“The existence of this facility has made it possible for MIT to recruit outstanding junior faculty members focused on using cryo-EM to address fundamental biological problems,” says associate department head Professor Jacqueline Lees. “At a more general level, Alan has been remarkably successful at junior faculty recruitment and in increasing the diversity of our faculty.”
During Grossman’s tenure as department head and in collaboration with the MIT-affiliated life sciences institutes and the hard work of search committees, the department has hired more than 20 faculty members, over than half of whom are women and/or from groups underrepresented in STEM. This faculty renewal involved forging a relationship with the Ragon Institute of MGH, MIT, and Harvard and includes three new faculty members located at the Ragon Institute. With the influx of new faculty members, the department’s senior faculty instituted a robust plan for mentoring junior faculty, supplementing programs that are offered at the school and Institute levels.
In his own research, Grossman combines a range of approaches — genetic, molecular, physiological, biochemical, cell-biological, and genomic — to study fundamental biological processes in bacteria.
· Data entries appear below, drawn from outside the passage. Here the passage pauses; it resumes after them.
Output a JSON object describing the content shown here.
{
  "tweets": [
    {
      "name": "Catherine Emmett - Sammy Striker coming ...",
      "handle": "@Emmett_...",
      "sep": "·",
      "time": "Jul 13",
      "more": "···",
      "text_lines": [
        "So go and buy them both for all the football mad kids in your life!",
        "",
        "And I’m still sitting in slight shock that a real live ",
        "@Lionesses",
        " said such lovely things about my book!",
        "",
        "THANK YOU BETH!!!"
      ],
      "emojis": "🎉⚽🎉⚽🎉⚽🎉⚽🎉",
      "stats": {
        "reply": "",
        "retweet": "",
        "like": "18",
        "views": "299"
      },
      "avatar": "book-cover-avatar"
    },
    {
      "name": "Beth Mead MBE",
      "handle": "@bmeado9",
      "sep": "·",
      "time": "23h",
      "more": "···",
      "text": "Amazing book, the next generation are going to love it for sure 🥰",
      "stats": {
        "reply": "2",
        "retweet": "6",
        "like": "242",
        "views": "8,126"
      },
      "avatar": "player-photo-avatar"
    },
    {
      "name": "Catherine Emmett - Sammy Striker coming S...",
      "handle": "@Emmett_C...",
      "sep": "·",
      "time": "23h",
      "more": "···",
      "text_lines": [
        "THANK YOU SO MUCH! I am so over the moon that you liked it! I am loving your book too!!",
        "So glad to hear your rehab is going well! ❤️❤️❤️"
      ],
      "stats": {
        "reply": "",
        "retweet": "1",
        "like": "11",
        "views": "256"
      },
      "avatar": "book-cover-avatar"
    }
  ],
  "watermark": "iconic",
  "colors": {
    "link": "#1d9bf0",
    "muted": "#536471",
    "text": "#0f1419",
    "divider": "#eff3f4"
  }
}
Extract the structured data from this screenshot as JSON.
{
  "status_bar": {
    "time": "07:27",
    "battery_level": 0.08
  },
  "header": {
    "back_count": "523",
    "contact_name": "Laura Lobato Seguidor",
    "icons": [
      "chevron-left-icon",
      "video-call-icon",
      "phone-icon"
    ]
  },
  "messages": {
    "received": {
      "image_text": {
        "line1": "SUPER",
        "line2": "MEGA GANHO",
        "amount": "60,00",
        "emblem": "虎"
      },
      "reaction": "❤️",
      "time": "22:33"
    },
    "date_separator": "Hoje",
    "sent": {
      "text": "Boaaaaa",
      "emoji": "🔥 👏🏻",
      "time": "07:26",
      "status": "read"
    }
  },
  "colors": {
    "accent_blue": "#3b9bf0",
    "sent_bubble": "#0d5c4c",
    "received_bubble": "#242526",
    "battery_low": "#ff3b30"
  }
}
His current work is focused mechanisms controlling horizontal gene transfer, the process by which bacteria move genes from one organism to another, the primary means by which antibiotic resistances are spread among bacteria.
Grossman received a BA in biochemistry from Brown University in 1979, and a PhD in molecular biology from the University of Wisconsin at Madison in 1984. After a postdoctoral fellowship in the Department of Cellular and Developmental Biology at Harvard University, Grossman joined MIT’s Department of Biology in 1988. He is a fellow of the American Academy of Arts and Sciences, the American Academy of Microbiology, and is a member of the National Academy of Sciences. He received a life-saving heart transplant in 2006.